TO DO:
Scan the material and copy every line in which "jakobzhao" appears.

☆ ☆ ☆ ☆

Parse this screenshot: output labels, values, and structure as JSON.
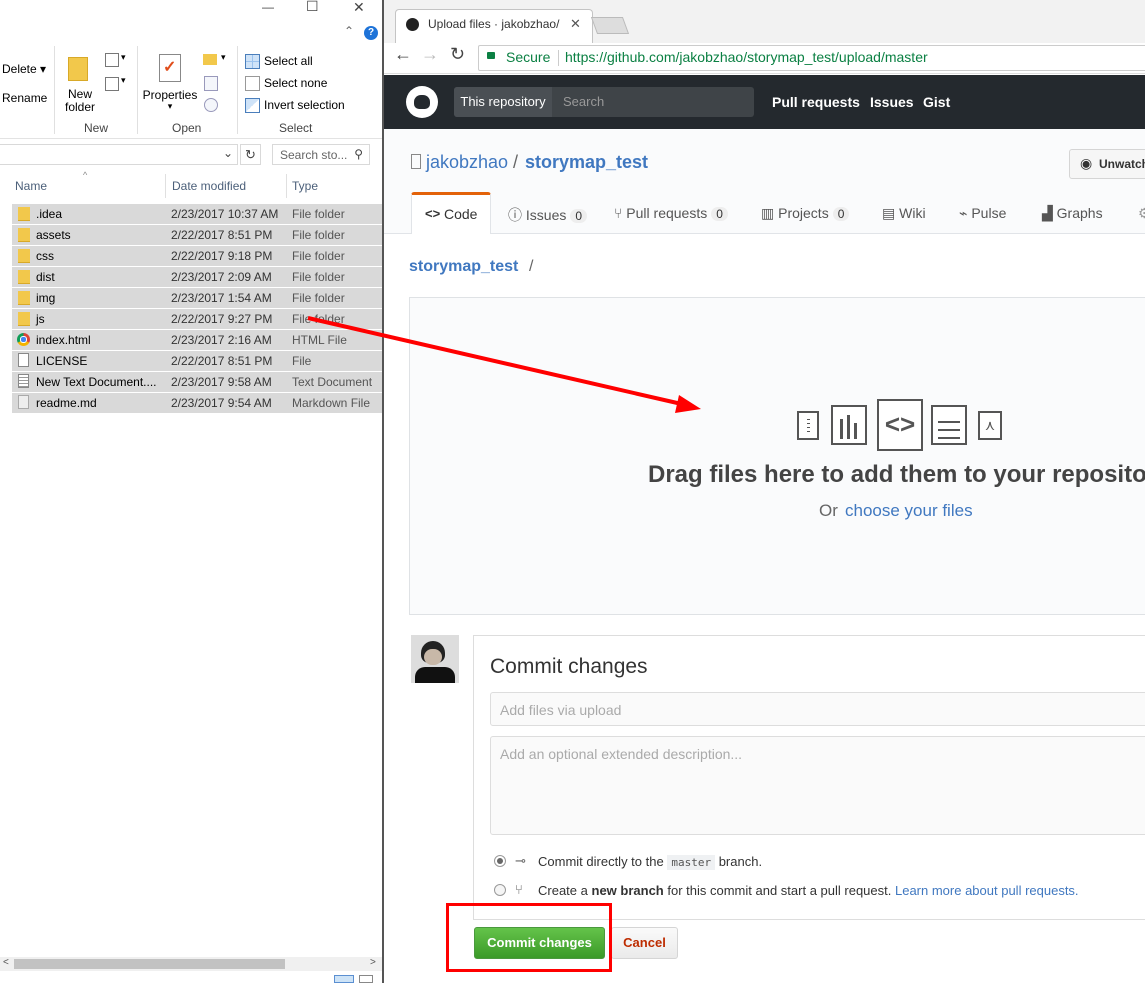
{
  "explorer": {
    "window_controls": {
      "minimize": "—",
      "maximize": "☐",
      "close": "✕",
      "help": "?"
    },
    "ribbon": {
      "delete_label": "Delete",
      "rename_label": "Rename",
      "new_folder_label_1": "New",
      "new_folder_label_2": "folder",
      "new_group": "New",
      "properties_label": "Properties",
      "open_group": "Open",
      "select_all": "Select all",
      "select_none": "Select none",
      "invert_selection": "Invert selection",
      "select_group": "Select"
    },
    "search_placeholder": "Search sto...",
    "columns": {
      "name": "Name",
      "date": "Date modified",
      "type": "Type"
    },
    "files": [
      {
        "name": ".idea",
        "date": "2/23/2017 10:37 AM",
        "type": "File folder",
        "icon": "folder-icon"
      },
      {
        "name": "assets",
        "date": "2/22/2017 8:51 PM",
        "type": "File folder",
        "icon": "folder-icon"
      },
      {
        "name": "css",
        "date": "2/22/2017 9:18 PM",
        "type": "File folder",
        "icon": "folder-icon"
      },
      {
        "name": "dist",
        "date": "2/23/2017 2:09 AM",
        "type": "File folder",
        "icon": "folder-icon"
      },
      {
        "name": "img",
        "date": "2/23/2017 1:54 AM",
        "type": "File folder",
        "icon": "folder-icon"
      },
      {
        "name": "js",
        "date": "2/22/2017 9:27 PM",
        "type": "File folder",
        "icon": "folder-icon"
      },
      {
        "name": "index.html",
        "date": "2/23/2017 2:16 AM",
        "type": "HTML File",
        "icon": "chrome-icon"
      },
      {
        "name": "LICENSE",
        "date": "2/22/2017 8:51 PM",
        "type": "File",
        "icon": "blank-file-icon"
      },
      {
        "name": "New Text Document....",
        "date": "2/23/2017 9:58 AM",
        "type": "Text Document",
        "icon": "text-file-icon"
      },
      {
        "name": "readme.md",
        "date": "2/23/2017 9:54 AM",
        "type": "Markdown File",
        "icon": "markdown-file-icon"
      }
    ]
  },
  "browser": {
    "tab_title": "Upload files · jakobzhao/",
    "secure_label": "Secure",
    "url": "https://github.com/jakobzhao/storymap_test/upload/master",
    "github": {
      "scope_label": "This repository",
      "search_placeholder": "Search",
      "nav": [
        "Pull requests",
        "Issues",
        "Gist"
      ],
      "owner": "jakobzhao",
      "separator": "/",
      "repo": "storymap_test",
      "unwatch_label": "Unwatch",
      "tabs": [
        {
          "label": "Code",
          "count": ""
        },
        {
          "label": "Issues",
          "count": "0"
        },
        {
          "label": "Pull requests",
          "count": "0"
        },
        {
          "label": "Projects",
          "count": "0"
        },
        {
          "label": "Wiki",
          "count": ""
        },
        {
          "label": "Pulse",
          "count": ""
        },
        {
          "label": "Graphs",
          "count": ""
        }
      ],
      "path_repo": "storymap_test",
      "path_sep": "/",
      "drop_title": "Drag files here to add them to your repository",
      "drop_or": "Or",
      "drop_choose": "choose your files",
      "commit_title": "Commit changes",
      "summary_placeholder": "Add files via upload",
      "description_placeholder": "Add an optional extended description...",
      "option_direct_pre": "Commit directly to the",
      "option_direct_branch": "master",
      "option_direct_post": "branch.",
      "option_new_pre": "Create a",
      "option_new_bold": "new branch",
      "option_new_post": "for this commit and start a pull request.",
      "option_new_link": "Learn more about pull requests.",
      "commit_button": "Commit changes",
      "cancel_button": "Cancel"
    }
  },
  "colors": {
    "github_header": "#24292e",
    "link_blue": "#4078c0",
    "commit_green": "#55a532",
    "annotation_red": "#ff0000",
    "selection_gray": "#d9d9d9"
  }
}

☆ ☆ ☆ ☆

EXERCISE RESULT:
    "tab_title": "Upload files · jakobzhao/",
    "url": "https://github.com/jakobzhao/storymap_test/upload/master",
      "owner": "jakobzhao",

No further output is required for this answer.